> [Prompt]
Every record, apart from its pictures, should be repeated exactly.

╭─ Exercise material

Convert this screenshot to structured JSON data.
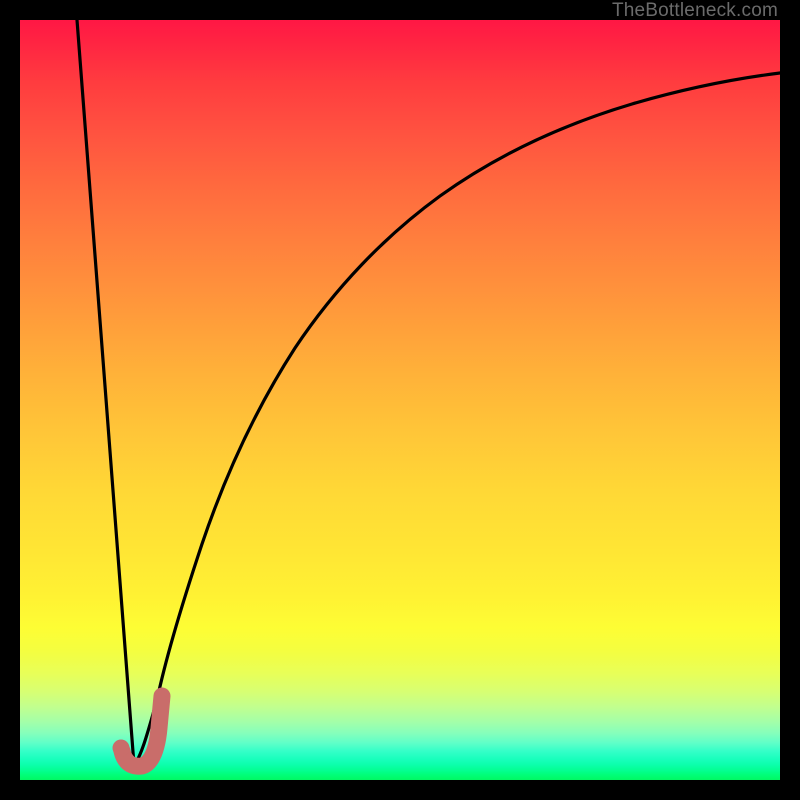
{
  "watermark": "TheBottleneck.com",
  "colors": {
    "background": "#000000",
    "curve": "#000000",
    "marker_stroke": "#c96d6a",
    "marker_fill": "none"
  },
  "chart_data": {
    "type": "line",
    "title": "",
    "xlabel": "",
    "ylabel": "",
    "xlim": [
      0,
      100
    ],
    "ylim": [
      0,
      100
    ],
    "grid": false,
    "legend": false,
    "series": [
      {
        "name": "left-branch",
        "x": [
          7.5,
          15.0
        ],
        "y": [
          100,
          2
        ]
      },
      {
        "name": "right-branch",
        "x": [
          15.0,
          16.0,
          17.0,
          18.0,
          19.0,
          20.0,
          22.0,
          24.0,
          26.0,
          28.0,
          30.0,
          33.0,
          36.0,
          40.0,
          45.0,
          50.0,
          56.0,
          63.0,
          70.0,
          78.0,
          86.0,
          93.0,
          100.0
        ],
        "y": [
          2.0,
          3.2,
          6.0,
          10.5,
          15.5,
          21.0,
          31.0,
          40.0,
          47.5,
          54.0,
          59.5,
          66.0,
          71.0,
          75.8,
          80.2,
          83.4,
          86.1,
          88.4,
          90.0,
          91.3,
          92.2,
          92.8,
          93.0
        ]
      }
    ],
    "annotations": [
      {
        "name": "j-dip-marker",
        "shape": "j-hook",
        "approx_x_range": [
          13.5,
          18.5
        ],
        "approx_y_range": [
          2,
          12
        ]
      }
    ]
  }
}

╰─

> [Task answer]
Convert this screenshot to structured JSON data.
{
  "watermark": "TheBottleneck.com",
  "colors": {
    "background": "#000000",
    "curve": "#000000",
    "marker_stroke": "#c96d6a",
    "marker_fill": "none"
  },
  "chart_data": {
    "type": "line",
    "title": "",
    "xlabel": "",
    "ylabel": "",
    "xlim": [
      0,
      100
    ],
    "ylim": [
      0,
      100
    ],
    "grid": false,
    "legend": false,
    "series": [
      {
        "name": "left-branch",
        "x": [
          7.5,
          15.0
        ],
        "y": [
          100,
          2
        ]
      },
      {
        "name": "right-branch",
        "x": [
          15.0,
          16.0,
          17.0,
          18.0,
          19.0,
          20.0,
          22.0,
          24.0,
          26.0,
          28.0,
          30.0,
          33.0,
          36.0,
          40.0,
          45.0,
          50.0,
          56.0,
          63.0,
          70.0,
          78.0,
          86.0,
          93.0,
          100.0
        ],
        "y": [
          2.0,
          3.2,
          6.0,
          10.5,
          15.5,
          21.0,
          31.0,
          40.0,
          47.5,
          54.0,
          59.5,
          66.0,
          71.0,
          75.8,
          80.2,
          83.4,
          86.1,
          88.4,
          90.0,
          91.3,
          92.2,
          92.8,
          93.0
        ]
      }
    ],
    "annotations": [
      {
        "name": "j-dip-marker",
        "shape": "j-hook",
        "approx_x_range": [
          13.5,
          18.5
        ],
        "approx_y_range": [
          2,
          12
        ]
      }
    ]
  }
}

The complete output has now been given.